(INPUT DATA Opens)

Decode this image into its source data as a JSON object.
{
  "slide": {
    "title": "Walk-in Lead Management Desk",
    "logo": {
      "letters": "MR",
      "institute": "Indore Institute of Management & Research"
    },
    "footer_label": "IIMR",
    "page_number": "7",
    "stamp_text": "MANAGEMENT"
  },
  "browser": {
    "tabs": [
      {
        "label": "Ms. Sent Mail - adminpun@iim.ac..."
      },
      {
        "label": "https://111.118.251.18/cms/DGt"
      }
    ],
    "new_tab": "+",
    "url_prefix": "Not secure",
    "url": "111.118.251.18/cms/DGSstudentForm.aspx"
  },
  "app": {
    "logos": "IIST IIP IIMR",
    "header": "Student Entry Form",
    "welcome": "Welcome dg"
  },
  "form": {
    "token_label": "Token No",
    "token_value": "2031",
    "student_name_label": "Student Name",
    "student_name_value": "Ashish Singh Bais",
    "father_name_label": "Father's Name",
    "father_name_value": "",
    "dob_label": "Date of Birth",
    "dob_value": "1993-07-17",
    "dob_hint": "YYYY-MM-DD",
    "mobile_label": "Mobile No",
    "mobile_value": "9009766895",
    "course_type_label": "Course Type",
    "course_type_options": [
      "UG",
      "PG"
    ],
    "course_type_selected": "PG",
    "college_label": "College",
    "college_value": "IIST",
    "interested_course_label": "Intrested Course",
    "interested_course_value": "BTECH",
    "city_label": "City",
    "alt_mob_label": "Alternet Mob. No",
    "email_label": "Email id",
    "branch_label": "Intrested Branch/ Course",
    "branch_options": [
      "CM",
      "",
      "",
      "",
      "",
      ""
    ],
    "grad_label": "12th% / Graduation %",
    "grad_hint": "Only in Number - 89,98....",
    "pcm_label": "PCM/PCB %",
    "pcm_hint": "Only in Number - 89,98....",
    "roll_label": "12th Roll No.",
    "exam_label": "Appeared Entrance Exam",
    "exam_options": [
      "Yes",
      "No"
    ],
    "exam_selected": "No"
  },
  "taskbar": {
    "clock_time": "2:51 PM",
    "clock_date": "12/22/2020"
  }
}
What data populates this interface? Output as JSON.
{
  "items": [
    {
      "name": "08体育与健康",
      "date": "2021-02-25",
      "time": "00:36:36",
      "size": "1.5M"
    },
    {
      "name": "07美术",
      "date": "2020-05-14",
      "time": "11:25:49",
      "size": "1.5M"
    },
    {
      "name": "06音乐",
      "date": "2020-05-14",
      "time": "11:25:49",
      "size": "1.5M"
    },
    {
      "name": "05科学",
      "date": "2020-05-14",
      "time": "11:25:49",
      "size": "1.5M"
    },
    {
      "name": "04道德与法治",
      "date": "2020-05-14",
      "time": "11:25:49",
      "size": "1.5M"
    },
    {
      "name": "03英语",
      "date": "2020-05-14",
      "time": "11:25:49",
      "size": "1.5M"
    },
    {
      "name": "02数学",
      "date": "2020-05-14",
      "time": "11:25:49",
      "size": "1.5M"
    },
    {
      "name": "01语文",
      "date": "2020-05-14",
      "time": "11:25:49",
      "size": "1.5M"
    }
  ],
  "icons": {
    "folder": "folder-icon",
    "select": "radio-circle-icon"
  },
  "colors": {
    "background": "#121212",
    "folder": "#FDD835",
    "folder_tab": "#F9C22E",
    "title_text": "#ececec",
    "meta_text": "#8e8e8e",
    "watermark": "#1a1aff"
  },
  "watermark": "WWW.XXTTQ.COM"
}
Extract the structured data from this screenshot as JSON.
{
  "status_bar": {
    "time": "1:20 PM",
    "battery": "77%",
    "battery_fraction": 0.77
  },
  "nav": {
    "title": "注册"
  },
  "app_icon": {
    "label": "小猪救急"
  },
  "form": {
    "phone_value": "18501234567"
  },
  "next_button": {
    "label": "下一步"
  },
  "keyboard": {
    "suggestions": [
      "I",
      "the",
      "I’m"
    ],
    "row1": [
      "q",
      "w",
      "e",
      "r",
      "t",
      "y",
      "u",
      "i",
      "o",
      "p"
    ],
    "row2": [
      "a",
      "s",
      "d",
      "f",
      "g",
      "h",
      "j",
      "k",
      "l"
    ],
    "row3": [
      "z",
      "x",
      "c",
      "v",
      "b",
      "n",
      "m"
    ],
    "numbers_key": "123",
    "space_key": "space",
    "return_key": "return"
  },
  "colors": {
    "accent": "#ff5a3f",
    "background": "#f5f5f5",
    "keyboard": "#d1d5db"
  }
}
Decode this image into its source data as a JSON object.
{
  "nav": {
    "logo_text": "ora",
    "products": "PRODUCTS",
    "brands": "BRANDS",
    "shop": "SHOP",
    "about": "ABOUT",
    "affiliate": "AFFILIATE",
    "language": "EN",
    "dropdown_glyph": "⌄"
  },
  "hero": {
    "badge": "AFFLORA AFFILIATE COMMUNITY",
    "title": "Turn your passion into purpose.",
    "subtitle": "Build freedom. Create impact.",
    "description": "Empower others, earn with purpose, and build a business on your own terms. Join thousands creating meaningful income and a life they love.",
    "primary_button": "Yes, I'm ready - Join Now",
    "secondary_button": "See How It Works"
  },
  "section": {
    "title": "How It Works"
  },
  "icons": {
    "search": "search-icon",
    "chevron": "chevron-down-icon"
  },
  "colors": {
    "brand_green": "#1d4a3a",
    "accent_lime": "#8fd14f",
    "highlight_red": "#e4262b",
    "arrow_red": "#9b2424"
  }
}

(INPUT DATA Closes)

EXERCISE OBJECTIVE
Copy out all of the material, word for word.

REPLY
Decode this image into its source data as a JSON object.
{
  "slide": {
    "title": "Walk-in Lead Management Desk",
    "logo": {
      "letters": "MR",
      "institute": "Indore Institute of Management & Research"
    },
    "footer_label": "IIMR",
    "page_number": "7",
    "stamp_text": "MANAGEMENT"
  },
  "browser": {
    "tabs": [
      {
        "label": "Ms. Sent Mail - adminpun@iim.ac..."
      },
      {
        "label": "https://111.118.251.18/cms/DGt"
      }
    ],
    "new_tab": "+",
    "url_prefix": "Not secure",
    "url": "111.118.251.18/cms/DGSstudentForm.aspx"
  },
  "app": {
    "logos": "IIST IIP IIMR",
    "header": "Student Entry Form",
    "welcome": "Welcome dg"
  },
  "form": {
    "token_label": "Token No",
    "token_value": "2031",
    "student_name_label": "Student Name",
    "student_name_value": "Ashish Singh Bais",
    "father_name_label": "Father's Name",
    "father_name_value": "",
    "dob_label": "Date of Birth",
    "dob_value": "1993-07-17",
    "dob_hint": "YYYY-MM-DD",
    "mobile_label": "Mobile No",
    "mobile_value": "9009766895",
    "course_type_label": "Course Type",
    "course_type_options": [
      "UG",
      "PG"
    ],
    "course_type_selected": "PG",
    "college_label": "College",
    "college_value": "IIST",
    "interested_course_label": "Intrested Course",
    "interested_course_value": "BTECH",
    "city_label": "City",
    "alt_mob_label": "Alternet Mob. No",
    "email_label": "Email id",
    "branch_label": "Intrested Branch/ Course",
    "branch_options": [
      "CM",
      "",
      "",
      "",
      "",
      ""
    ],
    "grad_label": "12th% / Graduation %",
    "grad_hint": "Only in Number - 89,98....",
    "pcm_label": "PCM/PCB %",
    "pcm_hint": "Only in Number - 89,98....",
    "roll_label": "12th Roll No.",
    "exam_label": "Appeared Entrance Exam",
    "exam_options": [
      "Yes",
      "No"
    ],
    "exam_selected": "No"
  },
  "taskbar": {
    "clock_time": "2:51 PM",
    "clock_date": "12/22/2020"
  }
}
What data populates this interface? Output as JSON.
{
  "items": [
    {
      "name": "08体育与健康",
      "date": "2021-02-25",
      "time": "00:36:36",
      "size": "1.5M"
    },
    {
      "name": "07美术",
      "date": "2020-05-14",
      "time": "11:25:49",
      "size": "1.5M"
    },
    {
      "name": "06音乐",
      "date": "2020-05-14",
      "time": "11:25:49",
      "size": "1.5M"
    },
    {
      "name": "05科学",
      "date": "2020-05-14",
      "time": "11:25:49",
      "size": "1.5M"
    },
    {
      "name": "04道德与法治",
      "date": "2020-05-14",
      "time": "11:25:49",
      "size": "1.5M"
    },
    {
      "name": "03英语",
      "date": "2020-05-14",
      "time": "11:25:49",
      "size": "1.5M"
    },
    {
      "name": "02数学",
      "date": "2020-05-14",
      "time": "11:25:49",
      "size": "1.5M"
    },
    {
      "name": "01语文",
      "date": "2020-05-14",
      "time": "11:25:49",
      "size": "1.5M"
    }
  ],
  "icons": {
    "folder": "folder-icon",
    "select": "radio-circle-icon"
  },
  "colors": {
    "background": "#121212",
    "folder": "#FDD835",
    "folder_tab": "#F9C22E",
    "title_text": "#ececec",
    "meta_text": "#8e8e8e",
    "watermark": "#1a1aff"
  },
  "watermark": "WWW.XXTTQ.COM"
}
Extract the structured data from this screenshot as JSON.
{
  "status_bar": {
    "time": "1:20 PM",
    "battery": "77%",
    "battery_fraction": 0.77
  },
  "nav": {
    "title": "注册"
  },
  "app_icon": {
    "label": "小猪救急"
  },
  "form": {
    "phone_value": "18501234567"
  },
  "next_button": {
    "label": "下一步"
  },
  "keyboard": {
    "suggestions": [
      "I",
      "the",
      "I’m"
    ],
    "row1": [
      "q",
      "w",
      "e",
      "r",
      "t",
      "y",
      "u",
      "i",
      "o",
      "p"
    ],
    "row2": [
      "a",
      "s",
      "d",
      "f",
      "g",
      "h",
      "j",
      "k",
      "l"
    ],
    "row3": [
      "z",
      "x",
      "c",
      "v",
      "b",
      "n",
      "m"
    ],
    "numbers_key": "123",
    "space_key": "space",
    "return_key": "return"
  },
  "colors": {
    "accent": "#ff5a3f",
    "background": "#f5f5f5",
    "keyboard": "#d1d5db"
  }
}
Decode this image into its source data as a JSON object.
{
  "nav": {
    "logo_text": "ora",
    "products": "PRODUCTS",
    "brands": "BRANDS",
    "shop": "SHOP",
    "about": "ABOUT",
    "affiliate": "AFFILIATE",
    "language": "EN",
    "dropdown_glyph": "⌄"
  },
  "hero": {
    "badge": "AFFLORA AFFILIATE COMMUNITY",
    "title": "Turn your passion into purpose.",
    "subtitle": "Build freedom. Create impact.",
    "description": "Empower others, earn with purpose, and build a business on your own terms. Join thousands creating meaningful income and a life they love.",
    "primary_button": "Yes, I'm ready - Join Now",
    "secondary_button": "See How It Works"
  },
  "section": {
    "title": "How It Works"
  },
  "icons": {
    "search": "search-icon",
    "chevron": "chevron-down-icon"
  },
  "colors": {
    "brand_green": "#1d4a3a",
    "accent_lime": "#8fd14f",
    "highlight_red": "#e4262b",
    "arrow_red": "#9b2424"
  }
}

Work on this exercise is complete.